Farmer-Chef relationships have been improved through all of the collaborative events and new market channels have been explored for one product (cherry tomatoes). This is a direct result of the Co-Op “What’s Fresh Now” displays at MCA meetings. At these meetings chefs suggested that, instead of trying to develop storage and delivery infrastructure, the Co-Op should partner with one of the locally-owned wholesaler distributers that the chefs currently buy from, to assemble and deliver and market “local produce.” One of the wholesalers at the meeting expressed interest. Over a several-month period, a pilot working relationship was developed for cherry tomatoes. The initial weekly poundage has doubled over the past six months, and two more products (cucumbers and eggplant) are currently being explored. This is a significant accomplishment since it has involved a long-term working relationship with specific market product specifications. This relationship and the “local produce” are being promoted by the Co-Op at tourism industry meetings.

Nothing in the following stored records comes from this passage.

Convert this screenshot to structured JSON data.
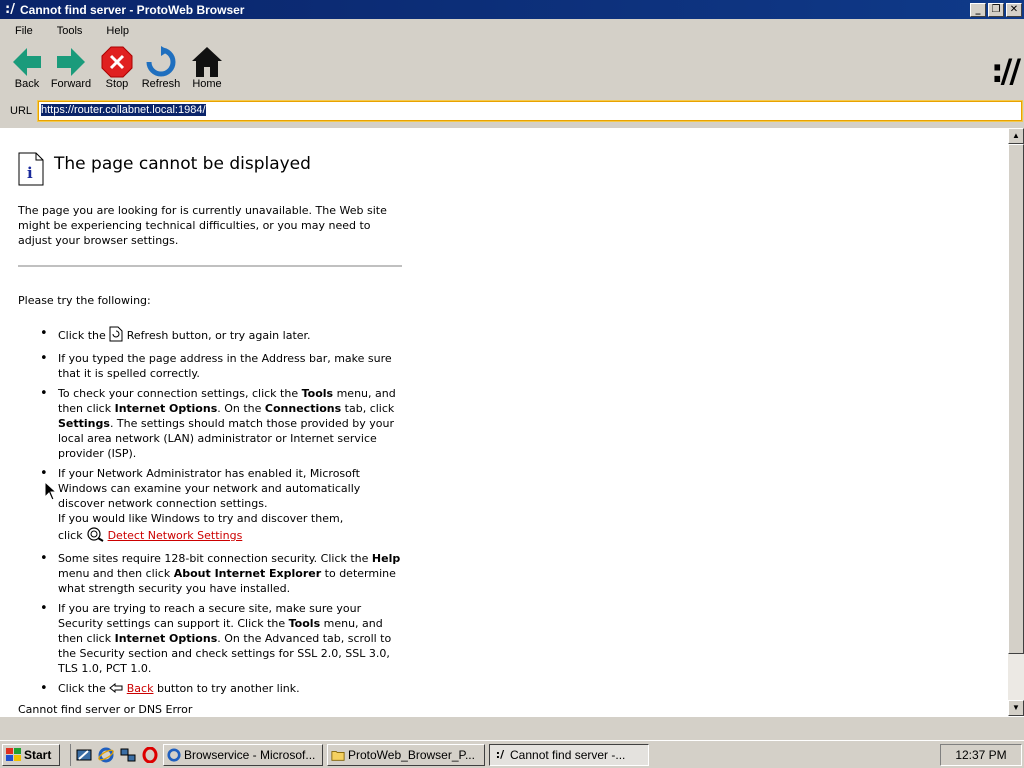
{
  "window": {
    "title": "Cannot find server - ProtoWeb Browser",
    "app_icon": "protoweb-logo-icon"
  },
  "menu": [
    "File",
    "Tools",
    "Help"
  ],
  "toolbar": {
    "back": "Back",
    "forward": "Forward",
    "stop": "Stop",
    "refresh": "Refresh",
    "home": "Home",
    "logo_text": "://"
  },
  "urlbar": {
    "label": "URL",
    "value": "https://router.collabnet.local:1984/"
  },
  "page": {
    "title": "The page cannot be displayed",
    "intro": "The page you are looking for is currently unavailable. The Web site might be experiencing technical difficulties, or you may need to adjust your browser settings.",
    "try_heading": "Please try the following:",
    "tip1_pre": "Click the ",
    "tip1_post": " Refresh button, or try again later.",
    "tip2": "If you typed the page address in the Address bar, make sure that it is spelled correctly.",
    "tip3_a": "To check your connection settings, click the ",
    "tip3_b": "Tools",
    "tip3_c": " menu, and then click ",
    "tip3_d": "Internet Options",
    "tip3_e": ". On the ",
    "tip3_f": "Connections",
    "tip3_g": " tab, click ",
    "tip3_h": "Settings",
    "tip3_i": ". The settings should match those provided by your local area network (LAN) administrator or Internet service provider (ISP).",
    "tip4_a": "If your Network Administrator has enabled it, Microsoft Windows can examine your network and automatically discover network connection settings.",
    "tip4_b": "If you would like Windows to try and discover them,",
    "tip4_c": "click ",
    "tip4_link": "Detect Network Settings",
    "tip5_a": "Some sites require 128-bit connection security. Click the ",
    "tip5_b": "Help",
    "tip5_c": " menu and then click ",
    "tip5_d": "About Internet Explorer",
    "tip5_e": " to determine what strength security you have installed.",
    "tip6_a": "If you are trying to reach a secure site, make sure your Security settings can support it. Click the ",
    "tip6_b": "Tools",
    "tip6_c": " menu, and then click ",
    "tip6_d": "Internet Options",
    "tip6_e": ". On the Advanced tab, scroll to the Security section and check settings for SSL 2.0, SSL 3.0, TLS 1.0, PCT 1.0.",
    "tip7_pre": "Click the ",
    "tip7_link": "Back",
    "tip7_post": " button to try another link.",
    "footer": "Cannot find server or DNS Error"
  },
  "taskbar": {
    "start": "Start",
    "tasks": [
      {
        "label": "Browservice - Microsof...",
        "icon": "ie-icon"
      },
      {
        "label": "ProtoWeb_Browser_P...",
        "icon": "folder-icon"
      },
      {
        "label": "Cannot find server -...",
        "icon": "protoweb-icon"
      }
    ],
    "clock": "12:37 PM"
  },
  "colors": {
    "titlebar": "#0a246a",
    "link": "#cc0000",
    "url_focus": "#e8a200",
    "arrow_green": "#1a9b7b",
    "stop_red": "#e02020",
    "refresh_blue": "#1f6fbf"
  }
}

Participation Summary

Project Outcomes

Project outcomes:

1) The Kona to Guam tour was a success. Local interest was so strong that the Guam Hotel and Restaurants Association: Food and Beverage Group and UOG Cooperative Extension Service sent an additional chef and Extension Specialist on the tour with other funds.

2) The desired goal of peer-to-peer networking on this tour to share new ideas also was met. Ideas brought back included: new enterprises (e.g., production and utilization of figs and citrus), education dealing with seasonality of fruits and vegetables (e.g., Guam Fruit Availability Chart and “What’s Fresh Now”), the concept of an annual regional farmer-chef conference, the idea of back-to-back related conferences (fruit-growing, farmer-chef and regional agriculture needs assessment) to increase participation, the value of bringing in USDA fruit experts in a conference format to stimulate new and improved fruit production, the impact on chefs and the public of displays and of the diversity and high-quality of local produce as part of conferences or quarterly meetings.

3) Specific accomplishments using the above concepts include:

a. Following the tour in Kona, Guam’s Farmers Co-Op prepared and was awarded a grant that included funding for the creation of local seasonality calendars for fruits and vegetables modeled on Hawaii’s concept. At three MCA meetings, one during the rainy season and two during different dry seasons (2009 and 2010), the Co-Op hosted a display consisting of currently available fruits, vegetables and herbs. Chefs and purchasing managers initiated discussions concerning their restaurants’ demand for local produce. Produce displays of “What’s Fresh Now” were prepared and staffed during three annual "Taste Guam Events" with the Co-Op and two annual Pacific Hotel and Restaurant Exhibition (PHARE) events with the Guam Hotel and Restaurant Association (GHRA).

b. Also following the Kona tour, the partnerships developed and ideas gained were incorporated into a Western SARE R&E grant that had passed the pre-proposal screening. This grant is now funded and in the contract issuance stage. This Professional-Producer grant has served as the planning platform for the Western SARE R&E grant to be implemented in late 2010 and 2011. The first grant supported the first planning meeting (planning notes attached) to transition the partnerships built under this grant to the R&E grant.

c. Cuttings of two promising species of fig were brought back to Guam and propagated under mist. They are now being grown out in order to promote fig production on Guam.

d. This grant leveraged with a Rural Development Grant to develop two seasonality posters and flyers; one on Guam Fruits and one on Guam Vegetables. These will be put as digital files on the Guam Sustainable Agriculture website www.guamsustainableag.org. These were used extensively in the educational and display events of this grant.


Future Recommendations

Give restaurants vegetable and fruit seasonality calendar.

Could promote “Buy Fresh” campaign on GHRA website, in more restaurants and in the upcoming “Pastries in Paradise” cookbook.

Any opinions, findings, conclusions, or recommendations expressed in this publication are those of the author(s) and do not necessarily reflect the view of the U.S. Department of Agriculture or SARE.